#25

Any start is a good start. A lot depends on where someone wants to end up. I have worked with a few guys who started inland and once they got some credentials, they got a job offshore. Main reason was to make more money.

Some guys stay inland because of the shorter rotations, less exposure to weather and having regular cell service. I guess it all depends on what kind of lifestyle you want and what you want to do career wise.

Good benefits and good money is all relative to a certain extent. Depends on the individual.


#26

No family, no kids. Not worried about cell service, and love money. If I found a place I could work 3/1 would sign up when I get out of the military.


#27

Give MAMA ( Mid-Atlantic Maritime Academy) a call. They specialize in short commercial training courses for people getting out of the military. They are well connect to the industry and they host job recruiters on campus.


#28

I believe it. Earlier this year I saw a deckhand listing on Craigslist in Long Beach. $150/day, 28/28 twic and dl, no mmc mentioned. I know that is good starting pay for many, but where we live median 1 bedroom rent is $2400/mo. The LBC is about $1,900.
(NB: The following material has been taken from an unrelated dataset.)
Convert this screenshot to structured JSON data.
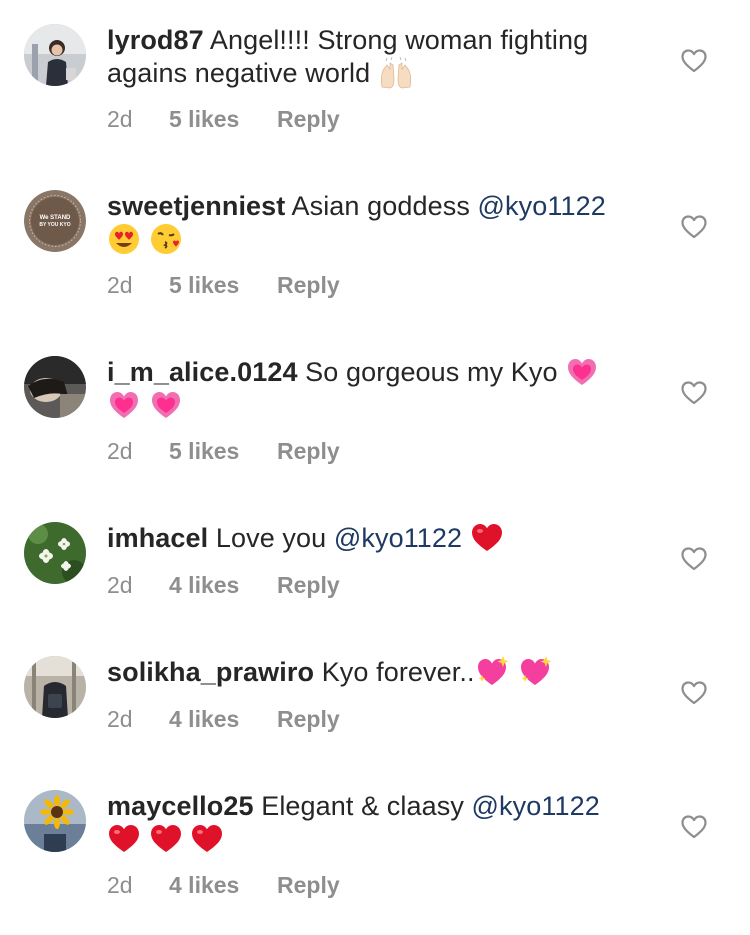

Guess we will be eating a lot of rice and beans and beans and rice, hahaha.


#29

Actually, I think $150 a day to start is about right for a green deckhand with no MMC, or only an OS. (No MMC is required on boats under 100 GRT, although most companies still prefer it).

I prefer guys who are committed to becoming mariners and are onboard to learn. I’m not interested in guys who are only doing it for the money.

Most companies overpay deckhands and underpay captains and engineers. Most companies also overpay for the mates who are just a warm body with a license. The seasoned and capable mates are underpaid too.

Adjusted for inflation, wages are lower now than they were 30 years ago.


#30

Just spoke to the person in hiring at Savage Services, he said they are looking for 6-8 inland deckhands and business is looking good. Feel free to message me if you want more details. Savage is a quality company with a ton of operations and offshore boats as well.


#31

#32

Good quality mates are chronically underpaid. Most of them become captains, except for the occasional poor bastard who ends up baby siting that one captain who can’t seem to get fired.

There are no shortage of guys with towing licenses, but ask any of the smaller companies owners, and larger company port captains. They’ll tell you the industry is still desperately short on quality mates and engineers, nevermind deckhands.


#33

I agree that companies are drowning in a sea of resumes with Master of Towing licenses, but are having a hard time identifying and hiring the capable guys.

Computerized applications and normal corporate HR protocols do NOT work for hiring capable mariners. It requires someone who knows how to run a boat and who has good personal contacts with other employers in the industry to screen applications.


#34

I agree, there is a shortage of HR and office staff that can place an accurate value on a candidates experience and background.


#35

Good to hear. Thanx


#36

Right…and the fact they have offshore boats/atbs too is a good thing. Room to grow and such.